The consequence is, that they cannot oppose to the air a suitable resistance, as is the case with other birds, and are therefore incapable of flying, and in fact never mount on the wing. The wing is used (see the notes at Job 39:18) only to balance the bird, and to aid it in running. The great size of the bird - weighing 75 or 80 pounds - would require an immense power of wing to elevate it in the air, and it has, therefore, been furnished with the means of surpassing all other animals in the rapidity with which it runs, so that it may escape its pursuers. The ostrich is made to live in the wilderness, and it was called by the ancients “a lover of the deserts.” It is shy and timorous in no common degree, and avoids the cultivated fields and the abodes of man, and retreats into the utmost recesses of the desert. In those dreary wastes its subsistence is the few tufts of coarse grass which are scattered here and there, but it will eat almost anything that comes in its way.

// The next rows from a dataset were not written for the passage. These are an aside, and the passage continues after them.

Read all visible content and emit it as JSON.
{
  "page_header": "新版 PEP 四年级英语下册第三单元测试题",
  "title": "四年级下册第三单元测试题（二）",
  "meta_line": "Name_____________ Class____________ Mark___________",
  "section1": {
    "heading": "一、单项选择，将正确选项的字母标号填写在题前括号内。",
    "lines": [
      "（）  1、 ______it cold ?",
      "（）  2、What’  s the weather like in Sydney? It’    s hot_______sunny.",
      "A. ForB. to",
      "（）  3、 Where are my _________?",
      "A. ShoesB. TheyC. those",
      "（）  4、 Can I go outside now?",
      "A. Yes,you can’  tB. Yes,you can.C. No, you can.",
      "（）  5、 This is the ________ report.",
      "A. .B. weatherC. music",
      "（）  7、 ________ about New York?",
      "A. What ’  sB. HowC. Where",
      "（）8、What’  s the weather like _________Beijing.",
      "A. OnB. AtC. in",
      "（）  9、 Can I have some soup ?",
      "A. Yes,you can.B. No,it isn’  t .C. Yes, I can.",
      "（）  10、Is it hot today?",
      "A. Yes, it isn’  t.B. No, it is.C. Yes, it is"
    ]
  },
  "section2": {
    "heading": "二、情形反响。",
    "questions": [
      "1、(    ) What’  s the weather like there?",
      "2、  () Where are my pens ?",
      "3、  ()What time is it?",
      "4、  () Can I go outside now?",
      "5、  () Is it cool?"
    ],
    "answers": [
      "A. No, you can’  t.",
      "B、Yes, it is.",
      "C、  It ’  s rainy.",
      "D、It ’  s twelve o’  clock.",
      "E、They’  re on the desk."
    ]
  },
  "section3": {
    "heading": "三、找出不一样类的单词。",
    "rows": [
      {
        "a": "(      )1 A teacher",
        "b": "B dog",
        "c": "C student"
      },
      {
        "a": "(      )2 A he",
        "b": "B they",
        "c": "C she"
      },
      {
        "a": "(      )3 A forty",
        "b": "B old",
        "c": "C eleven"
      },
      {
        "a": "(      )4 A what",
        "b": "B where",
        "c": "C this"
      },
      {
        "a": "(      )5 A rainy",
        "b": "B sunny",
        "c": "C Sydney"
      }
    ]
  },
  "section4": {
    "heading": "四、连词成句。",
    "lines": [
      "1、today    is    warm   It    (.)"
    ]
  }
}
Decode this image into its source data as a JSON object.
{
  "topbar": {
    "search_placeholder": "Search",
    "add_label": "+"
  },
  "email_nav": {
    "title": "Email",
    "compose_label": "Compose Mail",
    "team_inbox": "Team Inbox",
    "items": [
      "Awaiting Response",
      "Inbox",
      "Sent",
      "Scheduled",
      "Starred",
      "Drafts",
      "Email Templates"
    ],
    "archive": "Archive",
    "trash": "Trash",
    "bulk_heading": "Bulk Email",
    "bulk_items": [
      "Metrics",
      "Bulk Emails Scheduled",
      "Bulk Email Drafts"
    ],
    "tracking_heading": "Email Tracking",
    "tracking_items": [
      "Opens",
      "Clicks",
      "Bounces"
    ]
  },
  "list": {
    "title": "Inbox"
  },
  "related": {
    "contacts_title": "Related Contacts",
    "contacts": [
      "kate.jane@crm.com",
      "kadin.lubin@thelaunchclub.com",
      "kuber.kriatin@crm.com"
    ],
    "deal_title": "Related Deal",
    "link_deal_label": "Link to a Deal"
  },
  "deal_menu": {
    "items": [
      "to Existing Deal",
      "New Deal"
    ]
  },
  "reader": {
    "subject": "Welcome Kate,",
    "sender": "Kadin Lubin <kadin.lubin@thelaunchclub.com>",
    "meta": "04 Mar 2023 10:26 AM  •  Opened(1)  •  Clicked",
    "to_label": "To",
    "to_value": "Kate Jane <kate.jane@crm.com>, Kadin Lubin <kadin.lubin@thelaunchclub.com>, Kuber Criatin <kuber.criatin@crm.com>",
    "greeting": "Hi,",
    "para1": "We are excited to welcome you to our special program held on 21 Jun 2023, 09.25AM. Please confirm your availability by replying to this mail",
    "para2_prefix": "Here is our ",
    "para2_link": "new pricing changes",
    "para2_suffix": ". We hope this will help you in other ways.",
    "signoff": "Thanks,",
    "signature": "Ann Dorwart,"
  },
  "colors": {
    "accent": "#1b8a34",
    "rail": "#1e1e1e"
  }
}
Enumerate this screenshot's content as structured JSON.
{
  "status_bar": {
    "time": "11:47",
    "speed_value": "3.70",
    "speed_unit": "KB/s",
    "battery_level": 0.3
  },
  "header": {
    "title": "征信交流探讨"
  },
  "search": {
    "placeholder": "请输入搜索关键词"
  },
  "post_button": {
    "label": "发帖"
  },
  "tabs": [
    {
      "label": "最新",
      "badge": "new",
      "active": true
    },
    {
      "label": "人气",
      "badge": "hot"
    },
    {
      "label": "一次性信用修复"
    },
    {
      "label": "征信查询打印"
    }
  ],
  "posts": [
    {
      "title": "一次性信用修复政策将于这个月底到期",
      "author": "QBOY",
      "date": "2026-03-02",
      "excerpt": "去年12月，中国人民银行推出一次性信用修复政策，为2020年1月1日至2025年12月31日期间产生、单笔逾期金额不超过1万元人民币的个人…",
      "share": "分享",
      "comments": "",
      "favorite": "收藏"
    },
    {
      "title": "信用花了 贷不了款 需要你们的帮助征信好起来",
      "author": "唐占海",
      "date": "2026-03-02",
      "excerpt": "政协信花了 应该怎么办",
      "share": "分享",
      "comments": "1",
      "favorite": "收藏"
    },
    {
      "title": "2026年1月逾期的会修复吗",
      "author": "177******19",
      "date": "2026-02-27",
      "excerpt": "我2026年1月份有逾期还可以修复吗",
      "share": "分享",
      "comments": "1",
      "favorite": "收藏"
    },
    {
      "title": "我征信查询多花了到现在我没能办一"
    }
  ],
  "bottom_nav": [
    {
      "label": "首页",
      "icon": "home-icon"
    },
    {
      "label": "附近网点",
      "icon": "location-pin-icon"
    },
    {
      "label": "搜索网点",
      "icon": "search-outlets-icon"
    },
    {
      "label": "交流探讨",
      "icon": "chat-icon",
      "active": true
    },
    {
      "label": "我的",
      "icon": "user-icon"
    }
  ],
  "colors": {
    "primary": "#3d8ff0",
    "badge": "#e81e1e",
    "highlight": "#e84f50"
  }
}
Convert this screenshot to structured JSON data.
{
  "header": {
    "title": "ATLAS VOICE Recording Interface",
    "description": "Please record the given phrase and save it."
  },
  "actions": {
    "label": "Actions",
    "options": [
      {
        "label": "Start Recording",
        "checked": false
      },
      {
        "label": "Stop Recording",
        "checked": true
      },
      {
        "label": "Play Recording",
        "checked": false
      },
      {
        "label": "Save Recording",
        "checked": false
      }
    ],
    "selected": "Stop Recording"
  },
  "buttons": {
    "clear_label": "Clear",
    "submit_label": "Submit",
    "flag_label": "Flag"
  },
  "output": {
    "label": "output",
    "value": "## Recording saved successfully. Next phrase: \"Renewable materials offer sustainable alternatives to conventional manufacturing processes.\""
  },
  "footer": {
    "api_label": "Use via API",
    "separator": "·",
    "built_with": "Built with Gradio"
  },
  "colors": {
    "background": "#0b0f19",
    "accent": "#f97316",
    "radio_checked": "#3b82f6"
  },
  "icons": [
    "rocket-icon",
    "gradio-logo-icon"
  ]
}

It is the most voracious of animals, and will devour leather, glass, hair, iron, stones, or anything that is given. Valisnieri found the first stomach filled with a quantity of incongruous substances; grass, nuts, cords, stones, glass, brass, copper, iron, tin, lead, and wood, and among the rest, a piece of stone that weighed more than a pound. It would seem that the ostrich is obliged to fill up the great capacity of its stomach in order to be at ease; but that, nutritious substances not occurring, it pours in whatever is at hand to supply the void. The flesh of the ostrich was forbidden by the laws of Moses to be eaten Leviticus 11:13, but it is eaten by some of the savage nations of Africa, who hunt them for their flesh, which they regard as a dainty. The principal value of the ostrich, however, and the principal reason why it is hunted. is in the long feathers that compose the wing and the tail, and which are used so extensively for ornaments, The ancients used these plumes in their helmets; the ladies, in the East, as well as in the West, use them to decorate their persons, and they have been extensively employed also as badges of mourning on hearses. The Arabians assert that the ostrich never drinks, and the chosen place of its habitation - the waste, sandy desert - seems to confirm the assertion. As the ostrich, in the passage before us, is contrasted with the stork, the accompanying illustrations will serve to explain the passage.